Along with establishing new income sources, Atlantic advantages from early entry to merchandise that enhance its operations, Gragnolati mentioned. It might probably additionally take part within the improvement course of, he mentioned, noting that the inhabitants well being enviornment is a precedence.
“One of many issues we’re determining is the way to make investments or arise firms in areas the place we need to switch wealth to areas the place there isn’t capital or jobs,” he mentioned.
Dr. Sherita Hill Golden, chief variety officer of Johns Hopkins Drugs, discovered early in her profession what a “minority tax” was. One in every of her first mentors advised her that she could be requested to serve on many committees as a result of she was a Black lady. “ ‘For the following two years you’ve gotten my permission to say no,’ ” her mentor, who occurred to be a white man, advised her. “ ‘If somebody offers you a tough time, inform them to return to me.’ ”
There are “derailers” early in life, Golden mentioned. She discovered to research whether or not the provides would advance her profession, and if it was one thing Golden could be requested to do if she was not Black.

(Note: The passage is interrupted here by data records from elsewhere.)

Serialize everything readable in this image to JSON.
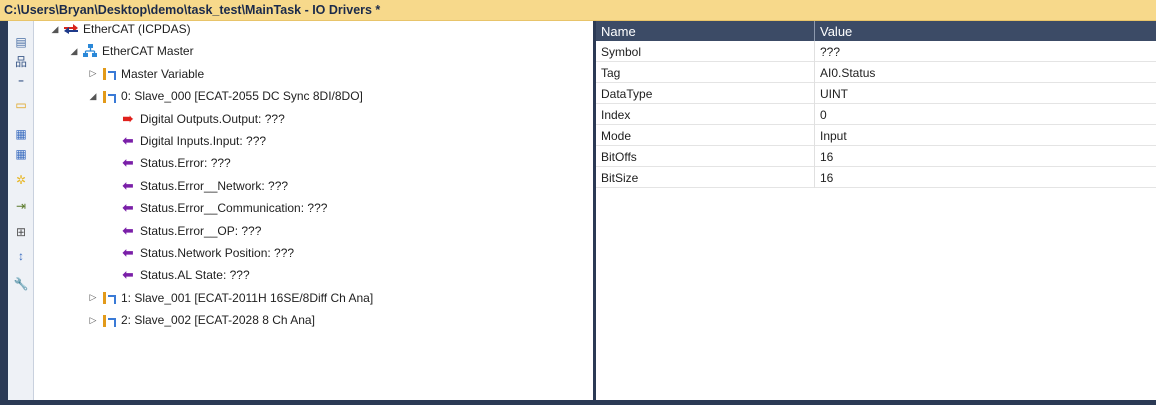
{
  "window": {
    "title": "C:\\Users\\Bryan\\Desktop\\demo\\task_test\\MainTask - IO Drivers *"
  },
  "toolbar": {
    "buttons": [
      {
        "icon": "tree-view-icon",
        "glyph": "▤"
      },
      {
        "icon": "network-icon",
        "glyph": "品"
      },
      {
        "icon": "add-variable-icon",
        "glyph": "⁼"
      },
      {
        "icon": "insert-device-icon",
        "glyph": "▭"
      },
      {
        "icon": "grid-icon",
        "glyph": "▦"
      },
      {
        "icon": "grid-alt-icon",
        "glyph": "▦"
      },
      {
        "icon": "scan-icon",
        "glyph": "✲"
      },
      {
        "icon": "export-icon",
        "glyph": "⇥"
      },
      {
        "icon": "expand-all-icon",
        "glyph": "⊞"
      },
      {
        "icon": "sort-icon",
        "glyph": "↕"
      },
      {
        "icon": "wrench-icon",
        "glyph": "🔧"
      }
    ]
  },
  "tree": {
    "items": [
      {
        "label": "EtherCAT (ICPDAS)",
        "arrow": "◢",
        "icon": "ethercat-icon"
      },
      {
        "label": "EtherCAT Master",
        "arrow": "◢",
        "icon": "master-icon"
      },
      {
        "label": "Master Variable",
        "arrow": "▷",
        "icon": "slave-icon"
      },
      {
        "label": "0: Slave_000 [ECAT-2055 DC Sync 8DI/8DO]",
        "arrow": "◢",
        "icon": "slave-icon"
      },
      {
        "label": "Digital Outputs.Output: ???",
        "arrow": "",
        "icon": "output-variable-icon"
      },
      {
        "label": "Digital Inputs.Input: ???",
        "arrow": "",
        "icon": "input-variable-icon"
      },
      {
        "label": "Status.Error: ???",
        "arrow": "",
        "icon": "input-variable-icon"
      },
      {
        "label": "Status.Error__Network: ???",
        "arrow": "",
        "icon": "input-variable-icon"
      },
      {
        "label": "Status.Error__Communication: ???",
        "arrow": "",
        "icon": "input-variable-icon"
      },
      {
        "label": "Status.Error__OP: ???",
        "arrow": "",
        "icon": "input-variable-icon"
      },
      {
        "label": "Status.Network Position: ???",
        "arrow": "",
        "icon": "input-variable-icon"
      },
      {
        "label": "Status.AL State: ???",
        "arrow": "",
        "icon": "input-variable-icon"
      },
      {
        "label": "1: Slave_001 [ECAT-2011H 16SE/8Diff Ch Ana]",
        "arrow": "▷",
        "icon": "slave-icon"
      },
      {
        "label": "2: Slave_002 [ECAT-2028 8 Ch Ana]",
        "arrow": "▷",
        "icon": "slave-icon"
      }
    ]
  },
  "properties": {
    "columns": {
      "name": "Name",
      "value": "Value"
    },
    "rows": [
      {
        "name": "Symbol",
        "value": "???"
      },
      {
        "name": "Tag",
        "value": "AI0.Status"
      },
      {
        "name": "DataType",
        "value": "UINT"
      },
      {
        "name": "Index",
        "value": "0"
      },
      {
        "name": "Mode",
        "value": "Input"
      },
      {
        "name": "BitOffs",
        "value": "16"
      },
      {
        "name": "BitSize",
        "value": "16"
      }
    ]
  }
}
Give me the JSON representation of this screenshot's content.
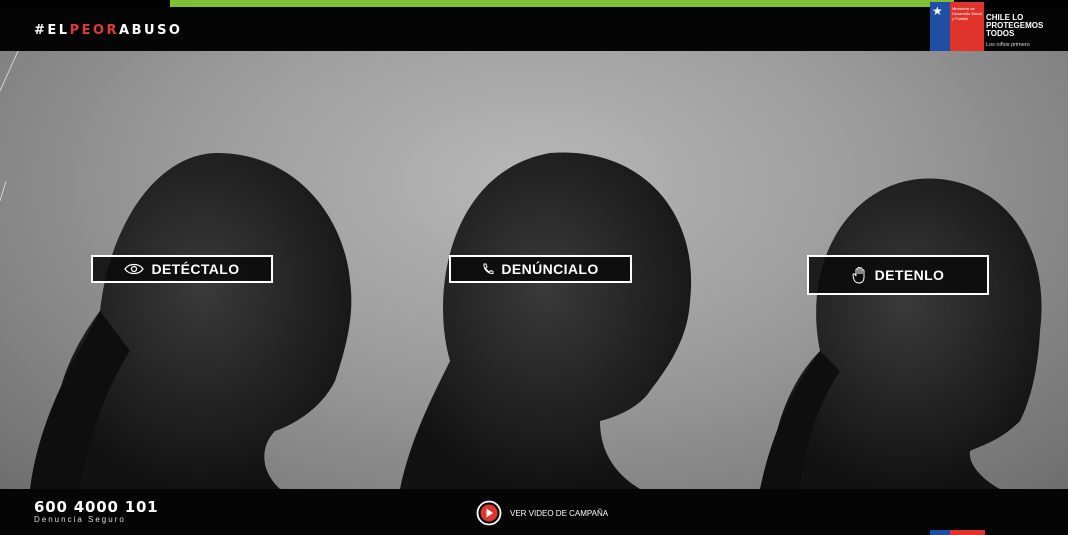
{
  "header": {
    "logo_prefix": "#EL",
    "logo_highlight": "PEOR",
    "logo_suffix": "ABUSO"
  },
  "government": {
    "ministry": "Ministerio de Desarrollo Social y Familia",
    "title": "CHILE LO PROTEGEMOS TODOS",
    "tagline": "Los niños primero"
  },
  "hero": {
    "actions": [
      {
        "label": "DETÉCTALO",
        "icon": "eye-icon"
      },
      {
        "label": "DENÚNCIALO",
        "icon": "phone-icon"
      },
      {
        "label": "DETENLO",
        "icon": "hand-icon"
      }
    ]
  },
  "footer": {
    "phone": "600 4000 101",
    "phone_label": "Denuncia Seguro",
    "video_label": "VER VIDEO DE CAMPAÑA"
  },
  "colors": {
    "accent_green": "#7cc034",
    "logo_red": "#e03a3a",
    "flag_blue": "#1e4fa5",
    "flag_red": "#e0332b",
    "play_red": "#e0332b"
  }
}
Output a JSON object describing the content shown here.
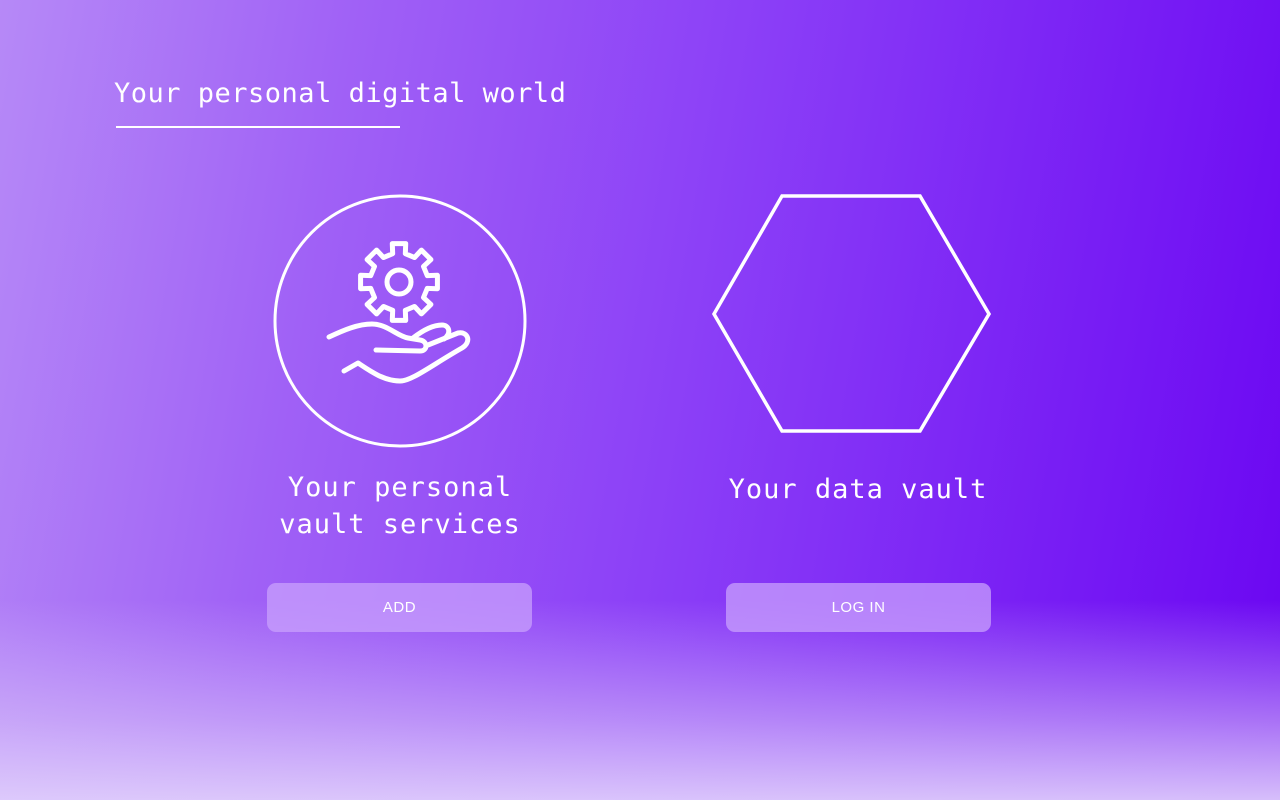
{
  "header": {
    "title": "Your personal digital world"
  },
  "cards": [
    {
      "icon": "hand-gear-icon",
      "label": "Your personal vault services",
      "button_label": "ADD"
    },
    {
      "icon": "hexagon-icon",
      "label": "Your data vault",
      "button_label": "LOG IN"
    }
  ],
  "colors": {
    "gradient_start": "#b689f7",
    "gradient_end": "#6a05f2",
    "button_bg": "#c8a0fc",
    "text": "#ffffff"
  }
}
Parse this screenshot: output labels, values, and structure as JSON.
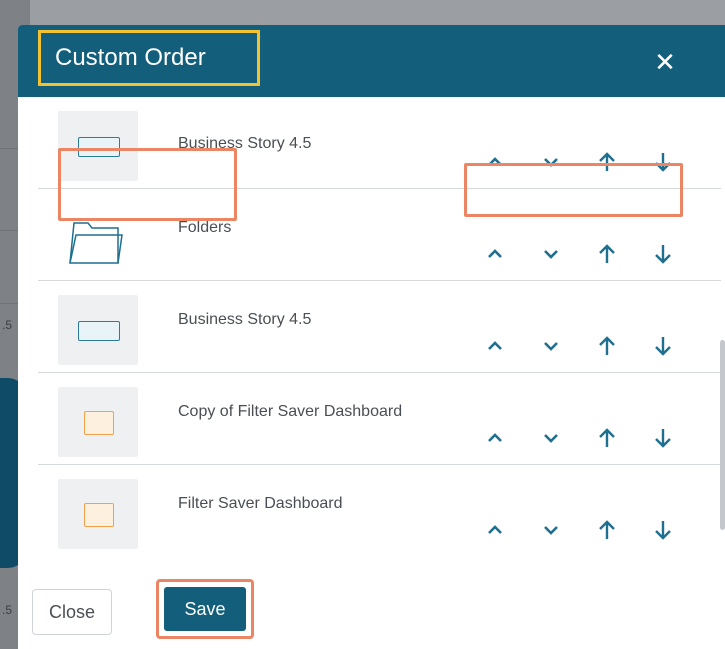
{
  "background": {
    "side_labels": [
      ".5",
      ".5"
    ]
  },
  "modal": {
    "title": "Custom Order",
    "close_glyph": "✕"
  },
  "items": [
    {
      "name": "Business Story 4.5",
      "thumb_icon": "business-story-thumbnail"
    },
    {
      "name": "Folders",
      "thumb_icon": "folder-icon"
    },
    {
      "name": "Business Story 4.5",
      "thumb_icon": "business-story-thumbnail"
    },
    {
      "name": "Copy of Filter Saver Dashboard",
      "thumb_icon": "dashboard-thumbnail"
    },
    {
      "name": "Filter Saver Dashboard",
      "thumb_icon": "dashboard-thumbnail"
    }
  ],
  "controls": [
    "move-up-one",
    "move-down-one",
    "move-to-top",
    "move-to-bottom"
  ],
  "footer": {
    "close_label": "Close",
    "save_label": "Save"
  },
  "colors": {
    "header": "#135f7b",
    "title_highlight": "#f2c230",
    "annotation": "#ec8563",
    "arrow": "#1f6f8f"
  }
}
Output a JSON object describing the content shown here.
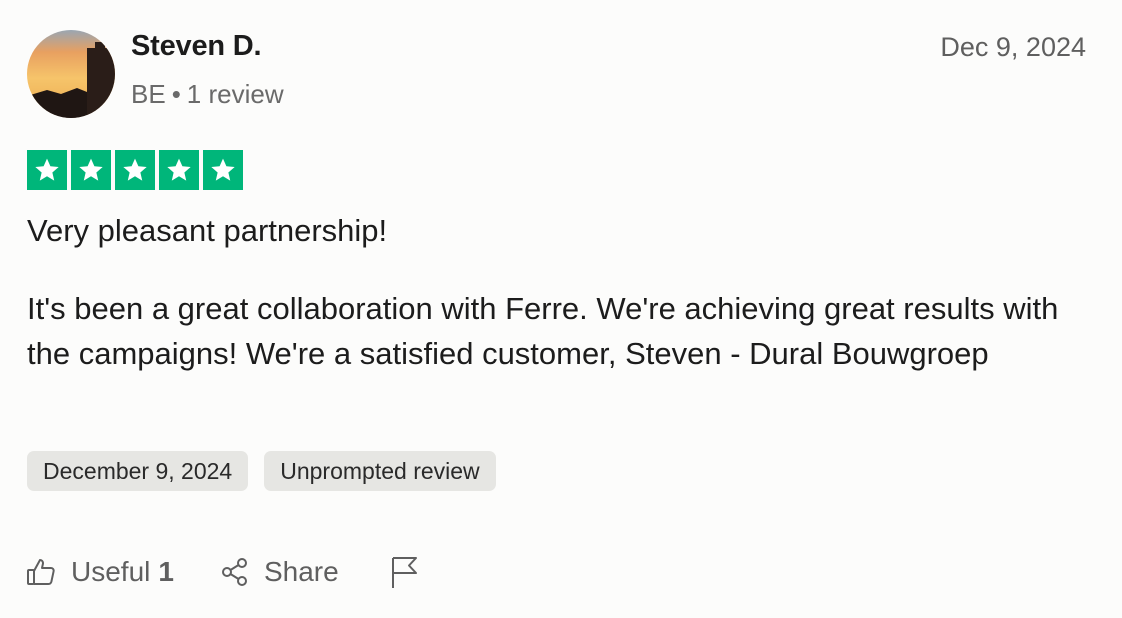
{
  "reviewer": {
    "name": "Steven D.",
    "country": "BE",
    "separator": "•",
    "review_count": "1 review"
  },
  "review": {
    "date_short": "Dec 9, 2024",
    "rating": 5,
    "title": "Very pleasant partnership!",
    "body": "It's been a great collaboration with Ferre. We're achieving great results with the campaigns! We're a satisfied customer, Steven - Dural Bouwgroep",
    "date_chip": "December 9, 2024",
    "tag_chip": "Unprompted review"
  },
  "actions": {
    "useful_label": "Useful",
    "useful_count": "1",
    "share_label": "Share"
  },
  "colors": {
    "star_green": "#00b67a",
    "chip_bg": "#e6e6e3"
  },
  "icons": [
    "thumbs-up-icon",
    "share-icon",
    "flag-icon",
    "star-icon"
  ]
}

“A part of me felt responsible that I wasn’t doing sufficient, however now I get to be a chief variety officer,” Golden mentioned. “If that committee is just not going to provide them visibility with govt management, assist them with promotions, that’s truly a minority tax. … For those who don’t have that safety from somebody senior to you, it is vitally simple to get pulled in.”